Website and app data records
──────

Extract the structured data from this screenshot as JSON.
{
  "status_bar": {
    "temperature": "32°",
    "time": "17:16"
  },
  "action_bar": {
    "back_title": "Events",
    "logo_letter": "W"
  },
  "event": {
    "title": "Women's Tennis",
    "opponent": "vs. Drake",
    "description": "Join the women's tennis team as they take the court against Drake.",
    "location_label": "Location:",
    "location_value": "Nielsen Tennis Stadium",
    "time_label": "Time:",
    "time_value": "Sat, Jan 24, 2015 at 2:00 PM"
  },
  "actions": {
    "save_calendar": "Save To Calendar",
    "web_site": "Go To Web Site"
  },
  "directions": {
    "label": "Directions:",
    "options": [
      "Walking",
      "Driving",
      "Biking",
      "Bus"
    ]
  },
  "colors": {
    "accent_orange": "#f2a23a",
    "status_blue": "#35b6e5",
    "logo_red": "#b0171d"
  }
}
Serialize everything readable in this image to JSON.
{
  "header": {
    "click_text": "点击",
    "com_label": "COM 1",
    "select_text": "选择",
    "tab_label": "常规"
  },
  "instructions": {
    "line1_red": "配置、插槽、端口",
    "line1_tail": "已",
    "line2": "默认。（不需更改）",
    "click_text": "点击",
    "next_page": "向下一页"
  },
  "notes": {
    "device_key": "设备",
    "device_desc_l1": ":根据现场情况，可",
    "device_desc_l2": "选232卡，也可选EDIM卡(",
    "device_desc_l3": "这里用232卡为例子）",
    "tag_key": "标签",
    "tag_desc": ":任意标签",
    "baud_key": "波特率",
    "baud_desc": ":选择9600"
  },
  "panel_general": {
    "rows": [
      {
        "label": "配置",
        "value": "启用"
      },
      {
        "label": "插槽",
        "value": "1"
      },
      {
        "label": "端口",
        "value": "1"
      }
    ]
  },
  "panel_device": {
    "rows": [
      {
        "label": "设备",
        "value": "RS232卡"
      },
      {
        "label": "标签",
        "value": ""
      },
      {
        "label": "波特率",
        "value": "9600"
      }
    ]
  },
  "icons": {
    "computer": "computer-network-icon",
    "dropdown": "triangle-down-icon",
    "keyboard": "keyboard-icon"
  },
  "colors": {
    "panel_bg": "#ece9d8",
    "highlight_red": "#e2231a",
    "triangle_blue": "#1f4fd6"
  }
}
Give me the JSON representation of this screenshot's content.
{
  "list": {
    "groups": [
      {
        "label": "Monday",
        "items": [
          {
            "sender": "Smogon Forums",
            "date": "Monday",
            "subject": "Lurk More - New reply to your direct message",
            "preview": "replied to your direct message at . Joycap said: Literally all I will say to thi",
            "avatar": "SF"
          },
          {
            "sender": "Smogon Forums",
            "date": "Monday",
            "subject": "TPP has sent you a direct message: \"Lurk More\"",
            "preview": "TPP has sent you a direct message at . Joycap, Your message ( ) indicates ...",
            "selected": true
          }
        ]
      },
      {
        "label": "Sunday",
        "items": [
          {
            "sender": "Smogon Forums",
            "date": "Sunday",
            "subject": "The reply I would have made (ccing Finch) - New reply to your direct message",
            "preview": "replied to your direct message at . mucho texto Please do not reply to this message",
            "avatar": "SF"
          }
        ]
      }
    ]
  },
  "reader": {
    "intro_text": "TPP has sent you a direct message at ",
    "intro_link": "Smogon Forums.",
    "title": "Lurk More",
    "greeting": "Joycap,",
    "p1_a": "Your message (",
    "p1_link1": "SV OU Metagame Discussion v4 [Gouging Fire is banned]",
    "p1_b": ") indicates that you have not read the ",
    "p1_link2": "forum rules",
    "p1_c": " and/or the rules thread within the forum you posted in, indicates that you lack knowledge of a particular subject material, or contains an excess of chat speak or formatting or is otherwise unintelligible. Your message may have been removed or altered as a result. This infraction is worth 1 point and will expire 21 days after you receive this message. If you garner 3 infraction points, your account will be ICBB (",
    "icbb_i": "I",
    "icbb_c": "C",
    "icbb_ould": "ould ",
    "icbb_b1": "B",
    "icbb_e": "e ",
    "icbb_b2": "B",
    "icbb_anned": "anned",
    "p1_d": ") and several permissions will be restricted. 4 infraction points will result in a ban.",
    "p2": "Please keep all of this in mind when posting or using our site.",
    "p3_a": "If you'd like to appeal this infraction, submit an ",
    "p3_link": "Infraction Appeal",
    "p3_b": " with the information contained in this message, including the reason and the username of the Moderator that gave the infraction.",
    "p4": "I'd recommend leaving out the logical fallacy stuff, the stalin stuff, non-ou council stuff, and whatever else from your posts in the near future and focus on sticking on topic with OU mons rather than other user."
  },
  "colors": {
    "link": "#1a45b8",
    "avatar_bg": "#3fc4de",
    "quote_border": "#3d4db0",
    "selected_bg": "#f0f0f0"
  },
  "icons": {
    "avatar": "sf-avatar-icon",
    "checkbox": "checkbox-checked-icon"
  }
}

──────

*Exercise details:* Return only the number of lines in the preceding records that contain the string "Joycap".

*Answer area:* 3